In 1980 Syracuse University, in upstate New York, opened the largest on-campus dome facility in the United States. Syracuse, known as the snowiest and wettest large city in the United States, after 73 years of an open air facility called Archibald Stadium decided on a domed, Teflon coated, fiberglass inflatable roof at a cost $26.85 million. Carrier Corporation, inventors of the air conditioner, chipped in $2.75 million for the naming rights and its large industrial fans were used to inflate the roof.
The technology required to move roofs that can weight millions of pounds were not available at the time. Had they been, though, the project would have cost much more.
Unfortunately the Carrier Dome roof cannot be retracted on warm and sunny days which are something to celebrate in upstate New York. Recent large stadiums, also in wet and cold areas, use retractable roofs and fans love them.
Retractable Stadium Rooftops are moved using a variety of tracts and motors. Technology similar to that used for opening draw bridges and traveling cranes has made a new era in stadium design possible.
Skydome (Rogers Centre), Toronto — ($500 million)
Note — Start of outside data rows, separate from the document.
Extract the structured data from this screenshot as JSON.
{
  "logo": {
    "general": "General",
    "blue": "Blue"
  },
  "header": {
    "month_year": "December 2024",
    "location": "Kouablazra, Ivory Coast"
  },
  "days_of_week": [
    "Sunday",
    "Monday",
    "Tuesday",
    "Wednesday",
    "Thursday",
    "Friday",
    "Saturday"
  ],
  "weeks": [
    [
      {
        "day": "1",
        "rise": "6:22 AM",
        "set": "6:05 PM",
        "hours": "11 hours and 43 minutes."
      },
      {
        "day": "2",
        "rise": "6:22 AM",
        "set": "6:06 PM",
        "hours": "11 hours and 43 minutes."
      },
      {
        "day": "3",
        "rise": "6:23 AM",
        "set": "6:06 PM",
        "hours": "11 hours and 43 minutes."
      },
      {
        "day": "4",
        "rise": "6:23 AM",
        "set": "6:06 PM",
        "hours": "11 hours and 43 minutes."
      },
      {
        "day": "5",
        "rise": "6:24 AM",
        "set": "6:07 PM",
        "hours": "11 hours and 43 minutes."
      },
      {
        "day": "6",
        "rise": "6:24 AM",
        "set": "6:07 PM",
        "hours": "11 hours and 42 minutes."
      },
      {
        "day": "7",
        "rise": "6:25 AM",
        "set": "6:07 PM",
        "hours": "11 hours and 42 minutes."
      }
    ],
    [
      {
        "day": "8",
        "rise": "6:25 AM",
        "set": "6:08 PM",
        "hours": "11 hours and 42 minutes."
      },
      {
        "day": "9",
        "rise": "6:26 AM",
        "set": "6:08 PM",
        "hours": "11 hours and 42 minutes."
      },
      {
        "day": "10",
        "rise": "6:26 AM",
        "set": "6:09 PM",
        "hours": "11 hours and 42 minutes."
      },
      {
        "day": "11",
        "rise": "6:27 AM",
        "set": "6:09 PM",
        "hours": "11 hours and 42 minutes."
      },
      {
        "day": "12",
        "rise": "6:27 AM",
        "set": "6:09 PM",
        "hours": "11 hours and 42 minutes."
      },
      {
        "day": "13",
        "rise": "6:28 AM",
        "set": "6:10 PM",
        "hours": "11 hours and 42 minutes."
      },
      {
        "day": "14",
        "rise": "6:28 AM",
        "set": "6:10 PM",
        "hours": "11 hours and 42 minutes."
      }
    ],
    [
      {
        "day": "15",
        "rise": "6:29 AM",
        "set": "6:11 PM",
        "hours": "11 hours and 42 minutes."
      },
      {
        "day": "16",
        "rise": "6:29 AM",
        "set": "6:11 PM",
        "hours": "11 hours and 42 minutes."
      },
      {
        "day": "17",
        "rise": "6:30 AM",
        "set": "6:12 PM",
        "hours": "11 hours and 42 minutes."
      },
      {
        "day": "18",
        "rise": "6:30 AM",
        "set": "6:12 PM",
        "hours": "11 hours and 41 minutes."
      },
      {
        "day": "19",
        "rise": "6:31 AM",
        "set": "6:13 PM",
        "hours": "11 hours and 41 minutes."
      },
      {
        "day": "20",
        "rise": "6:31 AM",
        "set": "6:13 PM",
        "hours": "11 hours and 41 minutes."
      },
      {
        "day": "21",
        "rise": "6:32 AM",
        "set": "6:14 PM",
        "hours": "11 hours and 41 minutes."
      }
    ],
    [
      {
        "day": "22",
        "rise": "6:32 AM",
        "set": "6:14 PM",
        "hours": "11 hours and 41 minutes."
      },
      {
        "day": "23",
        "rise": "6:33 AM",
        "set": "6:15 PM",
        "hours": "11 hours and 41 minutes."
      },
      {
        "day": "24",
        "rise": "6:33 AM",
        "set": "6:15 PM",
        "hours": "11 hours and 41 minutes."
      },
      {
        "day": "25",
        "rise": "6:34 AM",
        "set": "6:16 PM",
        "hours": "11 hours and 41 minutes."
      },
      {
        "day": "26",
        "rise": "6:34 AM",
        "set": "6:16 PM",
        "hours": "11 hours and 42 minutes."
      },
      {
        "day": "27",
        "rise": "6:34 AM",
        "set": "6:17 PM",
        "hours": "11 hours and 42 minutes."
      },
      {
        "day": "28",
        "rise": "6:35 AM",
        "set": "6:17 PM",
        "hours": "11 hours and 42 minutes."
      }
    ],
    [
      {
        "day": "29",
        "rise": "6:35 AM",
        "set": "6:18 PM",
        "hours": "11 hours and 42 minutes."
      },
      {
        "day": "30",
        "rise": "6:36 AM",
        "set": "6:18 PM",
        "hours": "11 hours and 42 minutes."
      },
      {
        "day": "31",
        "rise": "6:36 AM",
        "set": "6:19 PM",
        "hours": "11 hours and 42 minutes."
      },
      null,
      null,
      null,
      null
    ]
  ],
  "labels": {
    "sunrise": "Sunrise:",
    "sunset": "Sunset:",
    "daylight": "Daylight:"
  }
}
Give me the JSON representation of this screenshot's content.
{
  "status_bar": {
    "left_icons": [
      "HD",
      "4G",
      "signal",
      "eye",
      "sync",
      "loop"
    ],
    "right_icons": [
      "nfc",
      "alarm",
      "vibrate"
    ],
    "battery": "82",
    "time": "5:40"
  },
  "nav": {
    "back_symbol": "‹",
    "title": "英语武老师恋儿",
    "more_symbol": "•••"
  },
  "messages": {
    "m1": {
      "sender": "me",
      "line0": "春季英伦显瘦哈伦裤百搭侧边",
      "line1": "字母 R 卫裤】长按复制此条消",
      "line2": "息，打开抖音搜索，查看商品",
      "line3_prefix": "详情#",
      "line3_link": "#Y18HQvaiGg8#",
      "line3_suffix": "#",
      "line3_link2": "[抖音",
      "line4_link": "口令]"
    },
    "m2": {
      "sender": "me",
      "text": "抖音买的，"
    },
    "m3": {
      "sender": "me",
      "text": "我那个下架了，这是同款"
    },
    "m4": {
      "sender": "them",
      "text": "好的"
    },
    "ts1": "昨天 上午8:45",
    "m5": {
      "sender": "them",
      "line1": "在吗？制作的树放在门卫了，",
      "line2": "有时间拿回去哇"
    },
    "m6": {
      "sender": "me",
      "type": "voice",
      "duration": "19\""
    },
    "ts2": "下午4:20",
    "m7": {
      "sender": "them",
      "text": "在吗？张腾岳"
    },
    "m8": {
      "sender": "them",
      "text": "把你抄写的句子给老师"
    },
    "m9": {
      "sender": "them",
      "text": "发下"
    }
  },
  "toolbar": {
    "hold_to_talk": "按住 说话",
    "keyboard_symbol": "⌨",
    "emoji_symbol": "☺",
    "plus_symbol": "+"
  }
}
The home of the Blue Jays of Major League Baseball (MLB) was opened in 1989 and began the era of retractable roof stadiums. The roof has for large steel panels. One panel is fixed and the other three move. All panels are made of steel trusses and corrugated steel with a weatherproof coating. The entire roof weighs more than 11,000 tons but the pieces move at a rate of 71 feet per minute.
Chase Field, Phoenix ($364 million)
Home to the Diamondbacks of Major League Baseball, Bank One Ballpark, or “the BOB,” opened in 1998 in downtown Phoenix, Arizona. The retractable roof weights 9 million pounds and is made of structural steel and operates on technology used in drawbridges and traveling cranes. A pair of 200 hp motors open and close the roof in about 4 minutes. The roof consists of three moveable trusses. The roof can be opened to maximize sunlight on the playing field’s turf.
Safeco Field, Seattle ($517 million)
In 1999, baseball’s Mariners moved to Safeco from the Kingdome. Safeco has a retractable roof that provides a climate controlled enclosure. The roof has three major sections moving along a set of tracks and is powered by an electric motor and it takes about 10 minutes to open or close the roof.
Minute Maid Park, Houston ($333 million)
Opened in 2000 Minute Maid Park is home to the Houston Astors and brought open air baseball to Houston for the first time in 35 years.. It is the newest of the retractable roof facilities and has three panels which open and close in 10 to 20 minutes. Forged steel wheels 35 inches in diameter move the panels that range from 1,905 to 3,810 metric tons. The roof is opened and closed 160 times a year, a distance of 14.6 miles.